The Earth’s magnetic field is an essential part of the planet. It protects us from the harsh conditions of the universe and allows life as we know it to thrive. And it’s been changing drastically, weakening over some parts and strengthening over others.
In a quest to understand more, two years ago, the European Space Agency (ESA) created Swarm—a mission solely dedicated to observing and understanding the Earth’s magnetic field, and any changes happening to it.
Observations now prove that the Earth’s magnetic field is weakening 10 times faster than we thought. One of the reasons proposed is that, perhaps, our magnetic field is “flipping,” a normal phenomenon believed to occur every 100,000 years or so.
And after years of gathering data, Swarm’s three satellites were able to map the changes in strength to the Earth’s magnetic field in detail.

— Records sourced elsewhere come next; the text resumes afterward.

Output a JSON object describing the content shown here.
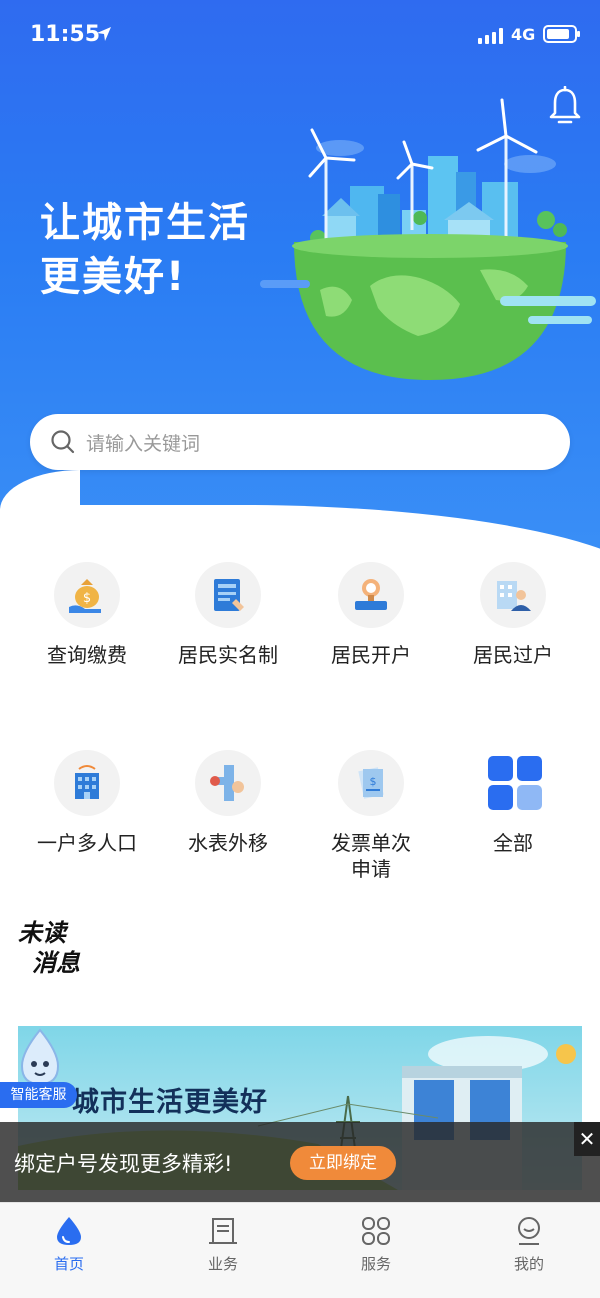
{
  "status_bar": {
    "time": "11:55",
    "network": "4G"
  },
  "hero": {
    "slogan_line1": "让城市生活",
    "slogan_line2": "更美好!"
  },
  "search": {
    "placeholder": "请输入关键词"
  },
  "services": [
    {
      "label": "查询缴费",
      "icon": "money-bag-icon"
    },
    {
      "label": "居民实名制",
      "icon": "id-card-icon"
    },
    {
      "label": "居民开户",
      "icon": "water-meter-icon"
    },
    {
      "label": "居民过户",
      "icon": "building-person-icon"
    },
    {
      "label": "一户多人口",
      "icon": "apartment-icon"
    },
    {
      "label": "水表外移",
      "icon": "pipe-valve-icon"
    },
    {
      "label": "发票单次",
      "label2": "申请",
      "icon": "invoice-icon"
    },
    {
      "label": "全部",
      "icon": "grid-icon"
    }
  ],
  "unread": {
    "line1": "未读",
    "line2": "消息"
  },
  "banner": {
    "title": "城市生活更美好"
  },
  "service_tag": "智能客服",
  "bind_bar": {
    "text": "绑定户号发现更多精彩!",
    "button": "立即绑定",
    "close": "✕"
  },
  "tabs": [
    {
      "label": "首页",
      "icon": "water-drop-icon",
      "active": true
    },
    {
      "label": "业务",
      "icon": "document-icon",
      "active": false
    },
    {
      "label": "服务",
      "icon": "four-leaf-icon",
      "active": false
    },
    {
      "label": "我的",
      "icon": "user-icon",
      "active": false
    }
  ],
  "colors": {
    "primary": "#2a6df0",
    "accent": "#f08a3a"
  }
}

“Swarm data are now enabling us to map detailed changes in Earth’s magnetic field, not just at Earth’s surface but also down at the edge of its source region in the core,” says Chris Finlay of DTU Space in Denmark, who leads the ESA project.
“Unexpectedly, we are finding rapid localised field changes that seem to be a result of accelerations of liquid metal flowing within the core.”
The map from Swarm is the clearest picture we have so far of how the magnetic field has changed. According to ESA: “It shows clearly that the field has weakened by about 3.5% at high latitudes over North America, while it has strengthened about 2% over Asia. The region where the field is at its weakest – the South Atlantic Anomaly – has moved steadily westward and weakened further by about 2%.”
Oh, and the magnetic North pole is moving East towards Asia, too.